We divided the base into small, medium and large segments based on annual spending levels. Then we examined other types of loyalty indicators for a target definition. If we had survey data, we could have also used them to define the meaning of “loyal.” In this project, we mixed the combinations of recency and frequency factors, where each segment ended up with different target definitions. For the first round, we defined loyal customers with the last transaction date within the past 12 months and total transaction counts within the top 10-15% range, whereas the governing idea was to have the target universes that were not “too big” or not “too small”. During this exercise, we concluded that the small segment of big spenders were deemed loyal, and no model was needed to further differentiate them.
As expected, models built for small and medium level spenders were quite different in terms of data usage as well as the weight assigned to each variable. For example, even for the same product category purchases, a recency variable (i.e. weeks since last transaction within the category) showed up as a leading indicator for one model, while various bands of categorical spending level were important factors for the other. A common variable such as industry classification code (SIC code) also behaved very differently, validating our decision to build separate models for each spending level segment.
The following is the efficiency curve for one of the resultant models:
This is a typical method of measuring the predictive power of the model in terms of “cumulative gains” realized by the exercise. Here, the top model group displays over 4x gain in terms of loyalty measurement over the general population, while the tail end of the curve indicates “not-so-loyal” or “vulnerable.”
Could this model have been more effective with more colorful sets of input data? Yes.Would it have significantly changed the way marketers configure their customers in terms of loyalty proxy? Not really.
That is why moving quickly with readily usable data is important. Models can improved, but generally speaking, rankings do not shift drastically.
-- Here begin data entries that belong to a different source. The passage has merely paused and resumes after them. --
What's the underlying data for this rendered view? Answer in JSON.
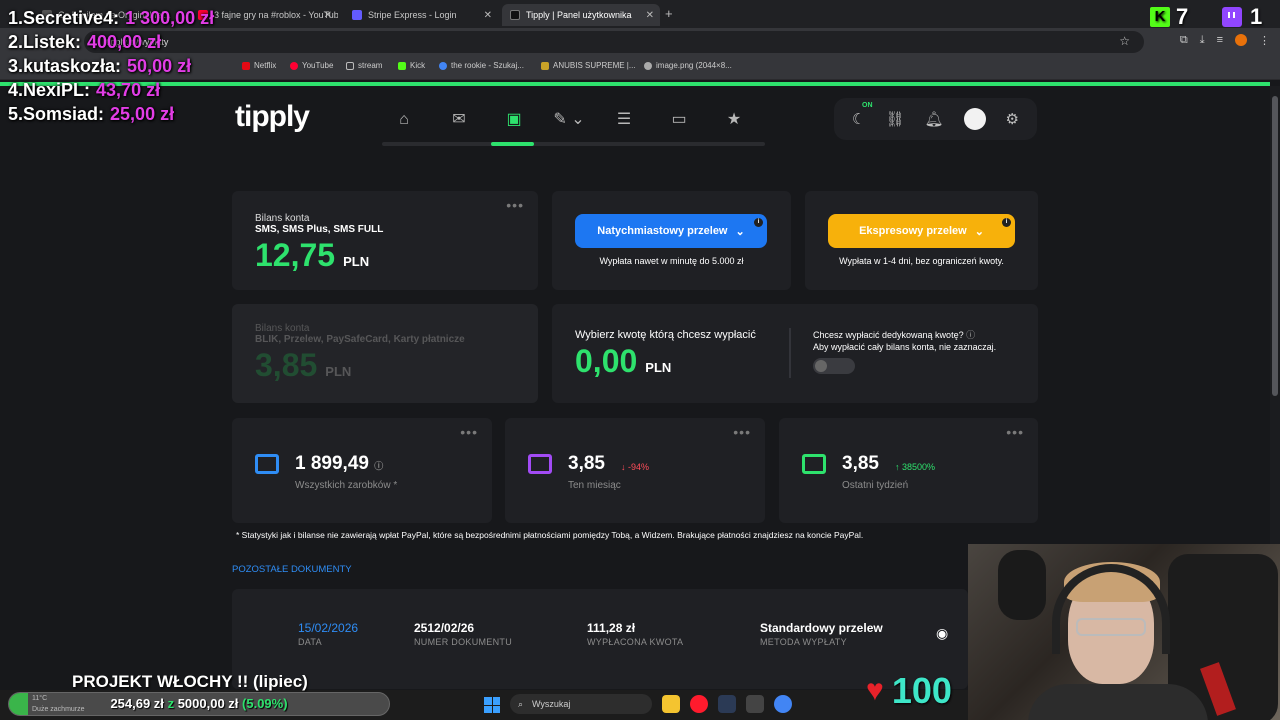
{
  "browser": {
    "tabs": [
      {
        "label": "Co kupiłem na Oryginalnej...",
        "active": false
      },
      {
        "label": "3 fajne gry na #roblox - YouTube",
        "active": false
      },
      {
        "label": "Stripe Express - Login",
        "active": false
      },
      {
        "label": "Tipply | Panel użytkownika",
        "active": true
      }
    ],
    "url": "tipply.pl/wyplaty",
    "bookmarks": [
      "Netflix",
      "YouTube",
      "stream",
      "Kick",
      "the rookie - Szukaj...",
      "ANUBIS SUPREME |...",
      "image.png (2044×8..."
    ]
  },
  "leaderboard": [
    {
      "name": "1.Secretive4:",
      "amount": "1 300,00 zł"
    },
    {
      "name": "2.Listek:",
      "amount": "400,00 zł"
    },
    {
      "name": "3.kutaskozła:",
      "amount": "50,00 zł"
    },
    {
      "name": "4.NexiPL:",
      "amount": "43,70 zł"
    },
    {
      "name": "5.Somsiad:",
      "amount": "25,00 zł"
    }
  ],
  "socials": {
    "kick_count": "7",
    "twitch_count": "1"
  },
  "brand": "tipply",
  "nav": {
    "items": [
      "home-icon",
      "inbox-icon",
      "wallet-icon",
      "edit-icon",
      "layers-icon",
      "window-icon",
      "star-icon"
    ],
    "active_index": 2,
    "right": {
      "on_label": "ON"
    }
  },
  "balance": {
    "label": "Bilans konta",
    "sublabel": "SMS, SMS Plus, SMS FULL",
    "value": "12,75",
    "unit": "PLN"
  },
  "instant": {
    "button": "Natychmiastowy przelew",
    "sub": "Wypłata nawet w minutę do 5.000 zł"
  },
  "express": {
    "button": "Ekspresowy przelew",
    "sub": "Wypłata w 1-4 dni, bez ograniczeń kwoty."
  },
  "balance2": {
    "label": "Bilans konta",
    "sublabel": "BLIK, Przelew, PaySafeCard, Karty płatnicze",
    "value": "3,85",
    "unit": "PLN"
  },
  "withdraw": {
    "label": "Wybierz kwotę którą chcesz wypłacić",
    "value": "0,00",
    "unit": "PLN",
    "dedicated_q": "Chcesz wypłacić dedykowaną kwotę?",
    "dedicated_hint": "Aby wypłacić cały bilans konta, nie zaznaczaj."
  },
  "stats": [
    {
      "value": "1 899,49",
      "label": "Wszystkich zarobków *",
      "delta": "",
      "icon_color": "#2f8df5"
    },
    {
      "value": "3,85",
      "label": "Ten miesiąc",
      "delta": "↓ -94%",
      "delta_color": "#ff4d5a",
      "icon_color": "#a24bf5"
    },
    {
      "value": "3,85",
      "label": "Ostatni tydzień",
      "delta": "↑ 38500%",
      "delta_color": "#2ee26d",
      "icon_color": "#2ee26d"
    }
  ],
  "note": "* Statystyki jak i bilanse nie zawierają wpłat PayPal, które są bezpośrednimi płatnościami pomiędzy Tobą, a Widzem. Brakujące płatności znajdziesz na koncie PayPal.",
  "docs": {
    "title": "POZOSTAŁE DOKUMENTY",
    "row": {
      "date": "15/02/2026",
      "date_label": "DATA",
      "number": "2512/02/26",
      "number_label": "NUMER DOKUMENTU",
      "amount": "111,28 zł",
      "amount_label": "WYPŁACONA KWOTA",
      "method": "Standardowy przelew",
      "method_label": "METODA WYPŁATY"
    }
  },
  "goal": {
    "title": "PROJEKT WŁOCHY !! (lipiec)",
    "current": "254,69 zł",
    "sep": "z",
    "target": "5000,00 zł",
    "percent_text": "(5.09%)",
    "progress": 0.0509
  },
  "hearts": {
    "count": "100"
  },
  "weather": {
    "temp": "11°C",
    "desc": "Duże zachmurze"
  },
  "taskbar": {
    "search": "Wyszukaj"
  }
}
In other words, a company that scored 3 or 4 on a loyalty scale won’t jump into the top group just because new types of data were introduced into the mix.
Now that we have proxy scores of loyalty (not carved in stone) for everyone in the base, here are our recommendations following this exercise:
- Marketers can engage “likely to be loyal” customers (generally top 2-3 model groups) with special care, more proactively.
- At the bottom end of the curve (generally the bottom 3-4 model groups), marketers can identify “valuable, but vulnerable” customers by combining the loyalty model score with its present value, or preferably, develop separate customer value model scores. Then, the organization can proactively address those valuable-vulnerable customers to prevent churn.
- Test, test, test. Modeling is an iterative exercise. Set up control groups for “no-treatment” segments, and continuously measure the effectiveness of prediction.Tweak the models periodically and enhance them over time by adding other available data.
This example is only one of many possible ways to create proxies of loyalty. Depending on the business model and a number of factors including immediate challenges, channel usages and available data, the definition of loyalty and the appropriate modeling exercise can come in different forms.
No matter the form, modeling is useful for maximizing the power of available data. Remember: marketers must begin small using readily available data assets, then gradually improve them over time. Ultimately, it is not the most mathematically sound models, but about treating customers properly in the order of importance to your business. For that, the proxy score in hand now is much better than a perfect set of data which may never come.
About the Author:
Stephen H. Yu, a world-class database marketer with a proven track record in comprehensive strategic planning and complete tactical execution, from data modeling to targeting and personalization based on advanced analytics.